|International Classification||A47B9/20, A47B9/18|
|Cooperative Classification||Y10S248/918, A47B2200/0046, A47B2009/003, A47B9/20, A47B9/18|
|European Classification||A47B9/18, A47B9/20|
|Jun 18, 1991||RF||Reissue application filed|
Effective date: 19910513
|Mar 29, 1994||REMI||Maintenance fee reminder mailed|
|Aug 21, 1994||REIN||Reinstatement after maintenance fee payment confirmed|
|Oct 11, 1994||FPAY||Fee payment|
Year of fee payment: 4
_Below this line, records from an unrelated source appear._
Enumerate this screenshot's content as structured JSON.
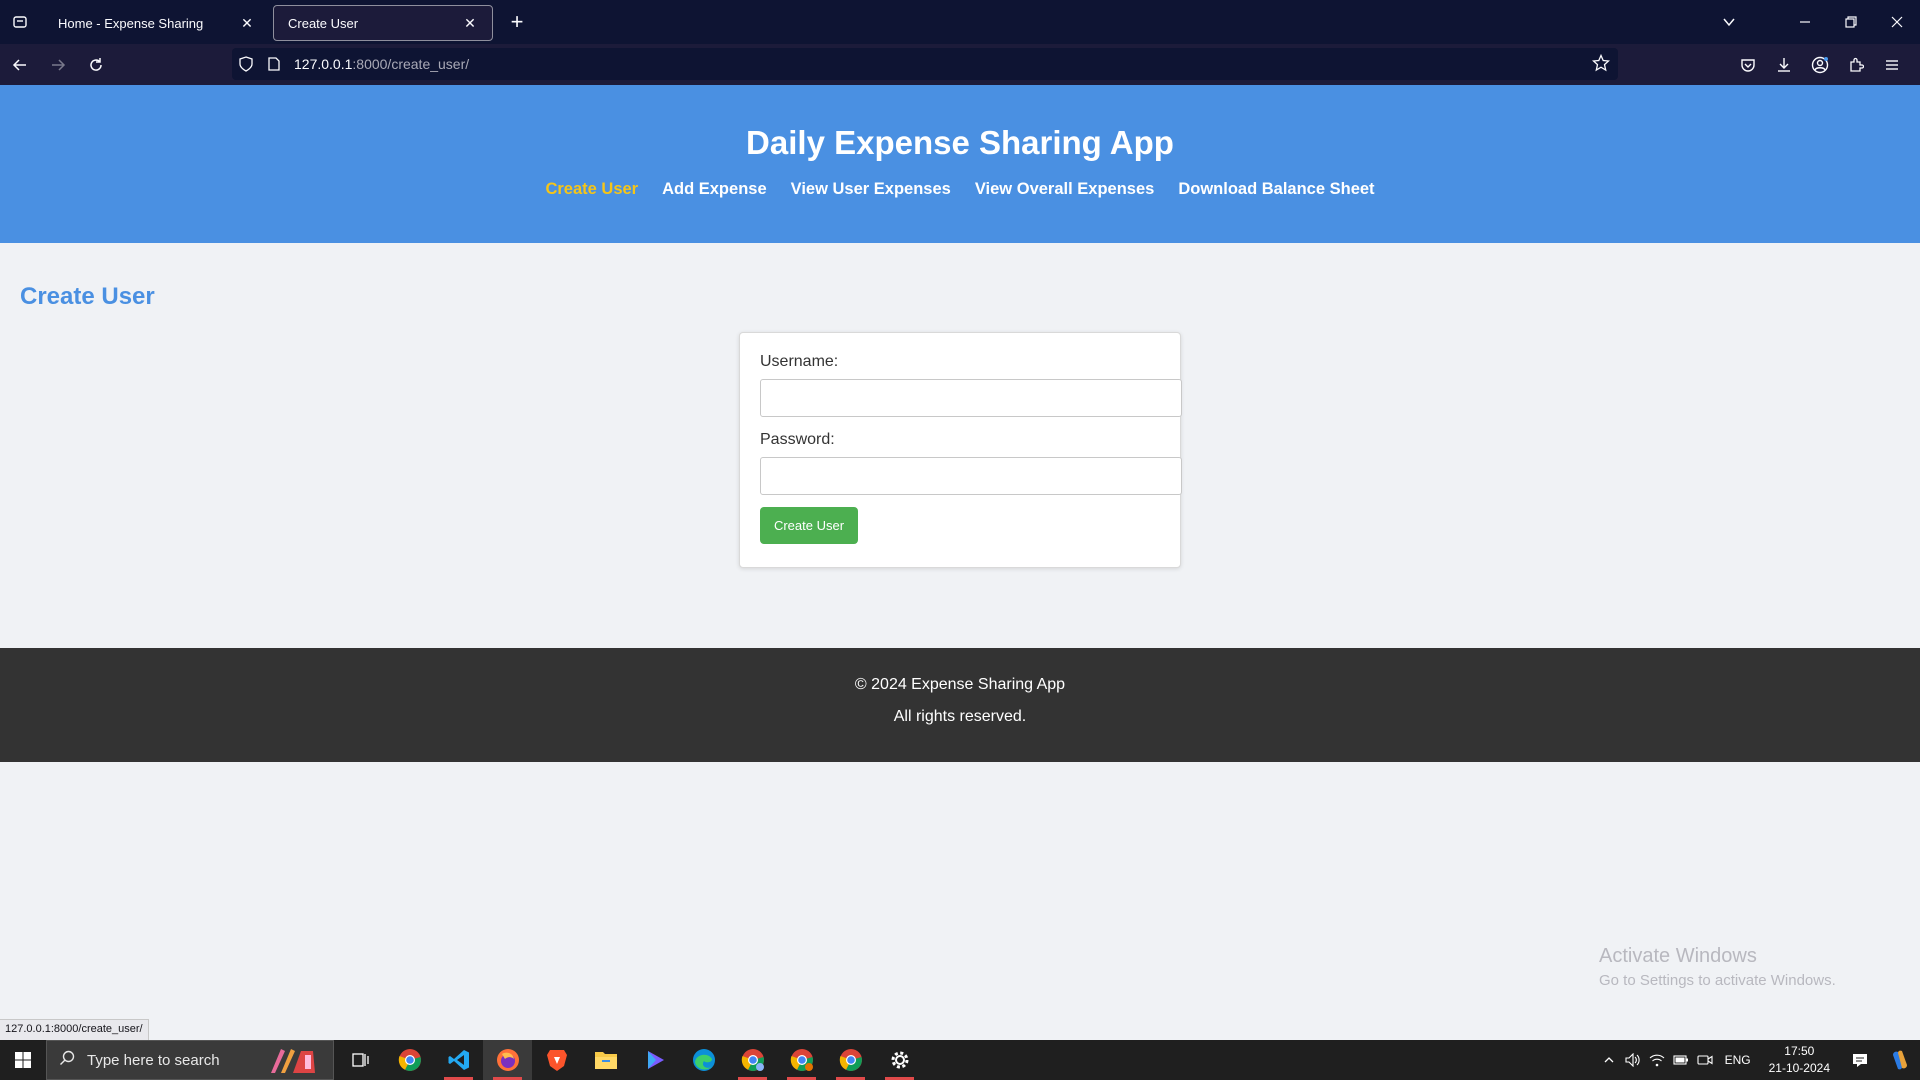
{
  "browser": {
    "tabs": [
      {
        "title": "Home - Expense Sharing",
        "active": false
      },
      {
        "title": "Create User",
        "active": true
      }
    ],
    "url_host": "127.0.0.1",
    "url_path": ":8000/create_user/",
    "status_link": "127.0.0.1:8000/create_user/"
  },
  "site": {
    "title": "Daily Expense Sharing App",
    "nav": [
      {
        "label": "Create User",
        "current": true
      },
      {
        "label": "Add Expense",
        "current": false
      },
      {
        "label": "View User Expenses",
        "current": false
      },
      {
        "label": "View Overall Expenses",
        "current": false
      },
      {
        "label": "Download Balance Sheet",
        "current": false
      }
    ],
    "page_heading": "Create User",
    "form": {
      "username_label": "Username:",
      "username_value": "",
      "password_label": "Password:",
      "password_value": "",
      "submit_label": "Create User"
    },
    "footer": {
      "copyright": "© 2024 Expense Sharing App",
      "rights": "All rights reserved."
    }
  },
  "watermark": {
    "title": "Activate Windows",
    "subtitle": "Go to Settings to activate Windows."
  },
  "taskbar": {
    "search_placeholder": "Type here to search",
    "apps": [
      "chrome-icon",
      "vscode-icon",
      "firefox-icon",
      "brave-icon",
      "file-explorer-icon",
      "media-player-icon",
      "edge-icon",
      "chrome-profile-icon",
      "chrome-profile-2-icon",
      "chrome-icon-3",
      "settings-icon"
    ],
    "lang": "ENG",
    "time": "17:50",
    "date": "21-10-2024"
  },
  "colors": {
    "header_bg": "#4a90e2",
    "nav_current": "#f5c518",
    "submit_bg": "#4caf50",
    "footer_bg": "#333333"
  }
}
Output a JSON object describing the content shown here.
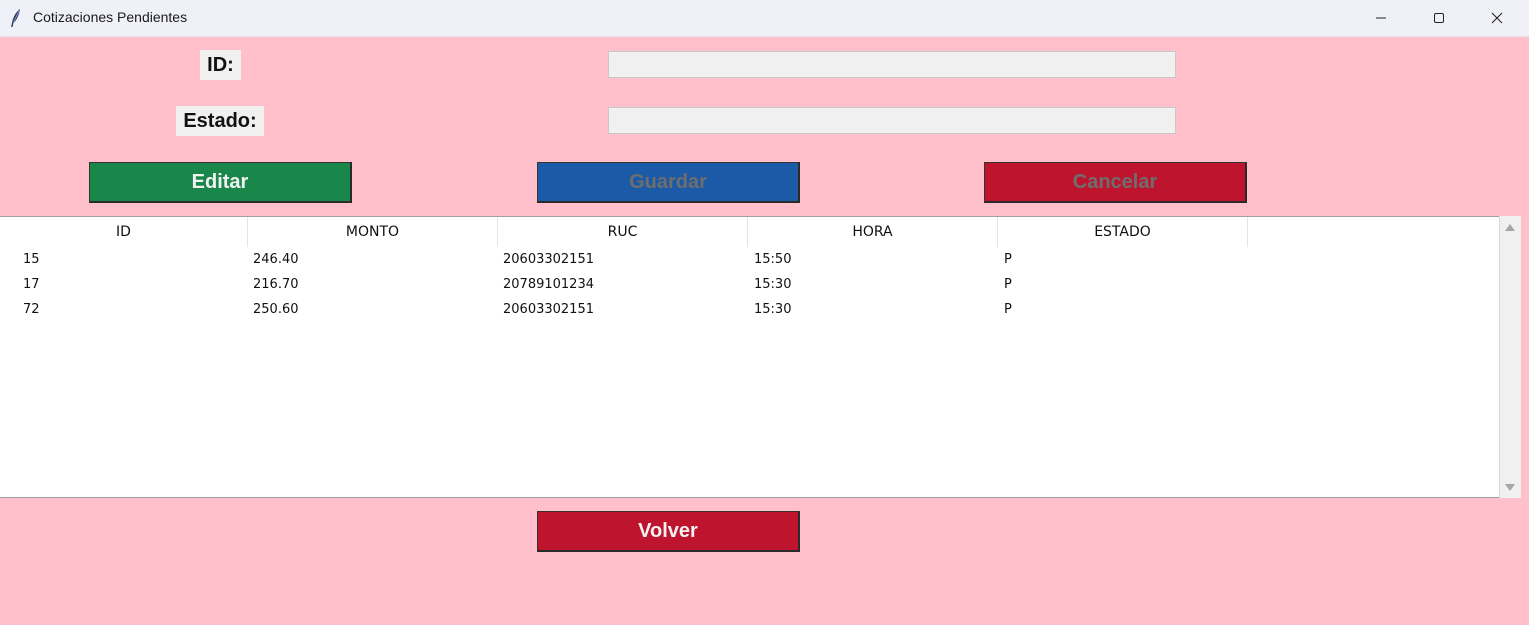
{
  "window": {
    "title": "Cotizaciones Pendientes",
    "icon": "feather-icon",
    "controls": [
      "minimize-icon",
      "maximize-icon",
      "close-icon"
    ]
  },
  "form": {
    "id_label": "ID:",
    "id_value": "",
    "estado_label": "Estado:",
    "estado_value": ""
  },
  "buttons": {
    "editar": "Editar",
    "guardar": "Guardar",
    "cancelar": "Cancelar",
    "volver": "Volver"
  },
  "table": {
    "columns": [
      "ID",
      "MONTO",
      "RUC",
      "HORA",
      "ESTADO"
    ],
    "rows": [
      [
        "15",
        "246.40",
        "20603302151",
        "15:50",
        "P"
      ],
      [
        "17",
        "216.70",
        "20789101234",
        "15:30",
        "P"
      ],
      [
        "72",
        "250.60",
        "20603302151",
        "15:30",
        "P"
      ]
    ]
  },
  "colors": {
    "background": "#ffc0cb",
    "editar_button": "#19874a",
    "guardar_button": "#1a5aa6",
    "cancelar_button": "#bf142e",
    "volver_button": "#bf142e"
  }
}
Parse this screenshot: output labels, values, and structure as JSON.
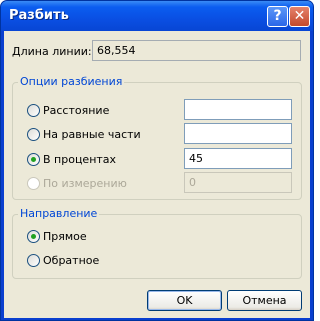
{
  "window": {
    "title": "Разбить"
  },
  "titlebar": {
    "help_glyph": "?",
    "close_glyph": "✕"
  },
  "line_length": {
    "label": "Длина линии:",
    "value": "68,554"
  },
  "split_options": {
    "legend": "Опции разбиения",
    "options": [
      {
        "label": "Расстояние",
        "selected": false,
        "disabled": false,
        "value": ""
      },
      {
        "label": "На равные части",
        "selected": false,
        "disabled": false,
        "value": ""
      },
      {
        "label": "В процентах",
        "selected": true,
        "disabled": false,
        "value": "45"
      },
      {
        "label": "По измерению",
        "selected": false,
        "disabled": true,
        "value": "0"
      }
    ]
  },
  "direction": {
    "legend": "Направление",
    "options": [
      {
        "label": "Прямое",
        "selected": true
      },
      {
        "label": "Обратное",
        "selected": false
      }
    ]
  },
  "buttons": {
    "ok": "OK",
    "cancel": "Отмена"
  },
  "colors": {
    "titlebar": "#0a4fe3",
    "face": "#ece9d8",
    "group_legend": "#0046d5",
    "radio_dot": "#21a121"
  }
}
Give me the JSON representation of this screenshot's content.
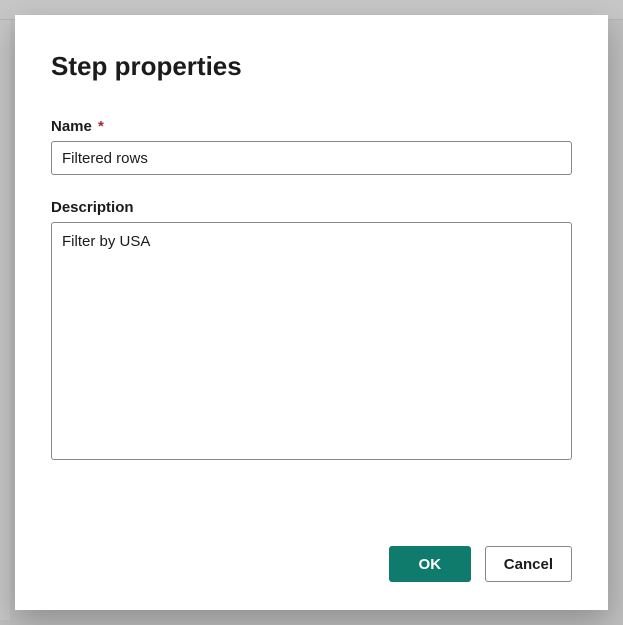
{
  "dialog": {
    "title": "Step properties",
    "name_field": {
      "label": "Name",
      "required_mark": "*",
      "value": "Filtered rows"
    },
    "description_field": {
      "label": "Description",
      "value": "Filter by USA"
    },
    "buttons": {
      "ok": "OK",
      "cancel": "Cancel"
    }
  }
}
|Oct 11, 1994||SULP||Surcharge for late payment|
|Nov 1, 1994||FP||Expired due to failure to pay maintenance fee|
Effective date: 19940824
|Jan 24, 1995||DP||Notification of acceptance of delayed payment of maintenance fee|
|Apr 16, 1998||FPAY||Fee payment|
Year of fee payment: 8
|Apr 16, 1998||SULP||Surcharge for late payment|
|May 1, 2002||SULP||Surcharge for late payment|
Year of fee payment: 11
|May 1, 2002||FPAY||Fee payment|
Year of fee payment: 12